24 When he had gone, the servants came, and when they saw that the doors of the roof chamber were locked, they thought, “Surely he is relieving himself in the closet of the cool chamber.” 25 And they waited till they were embarrassed. But when he still did not open the doors of the roof chamber, they took the key and opened them, and there lay their lord dead on the floor.

26 Ehud escaped while they delayed, and he passed beyond the idols and escaped to Seirah. 27 When he arrived, he sounded the trumpet in the hill country of Ephraim. Then the people of Israel went down with him from the hill country, and he was their leader. 28 And he said to them, “Follow after me, for the LORD has given your enemies the Moabites into your hand.” So they went down after him and seized the fords of the Jordan against the Moabites and did not allow anyone to pass over. 29 And they killed at that time about 10,000 of the Moabites, all strong, able-bodied men; not a man escaped. 30 So Moab was subdued that day under the hand of Israel.
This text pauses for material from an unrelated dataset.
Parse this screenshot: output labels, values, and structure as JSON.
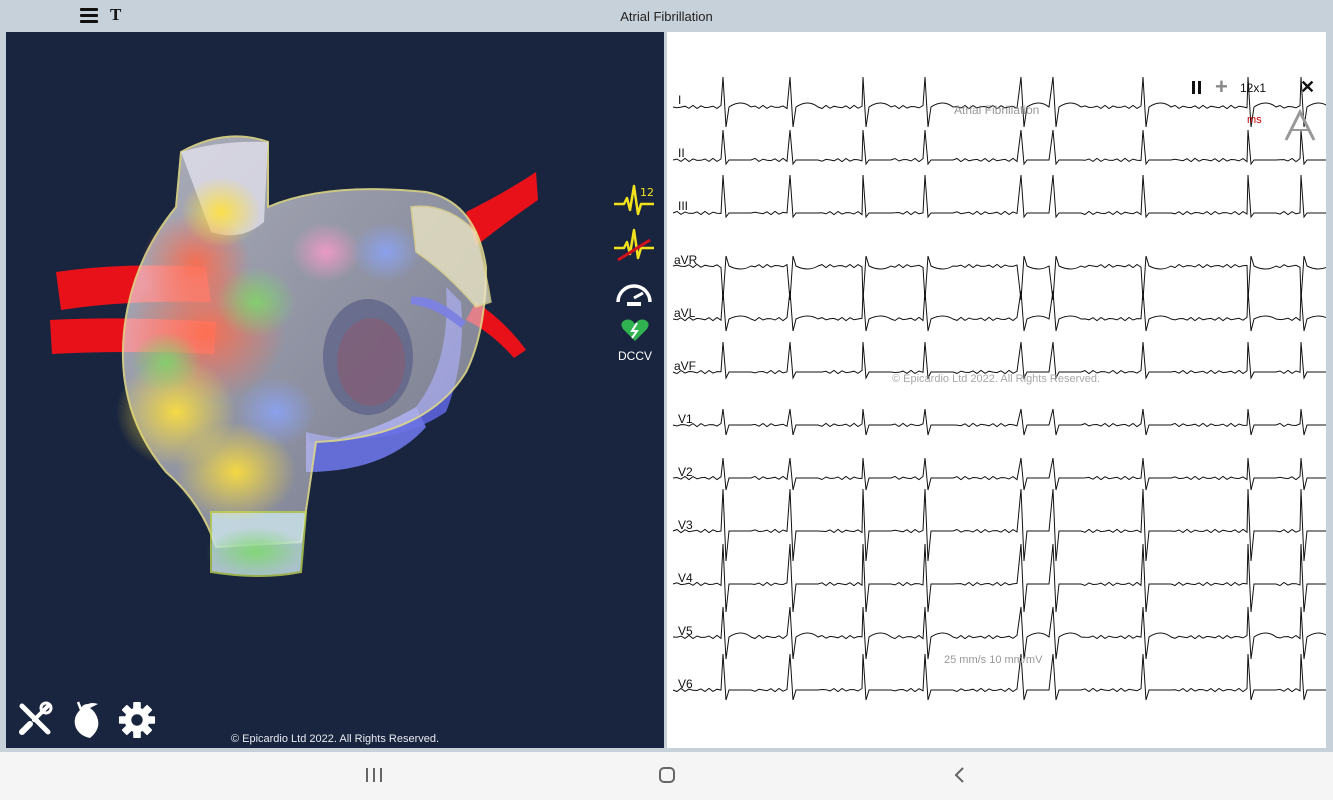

And the land had rest for eighty years.

31 After him was Shamgar the son of Anath, who killed 600 of the Philistines with an oxgoad, and he also saved Israel.

(ESV)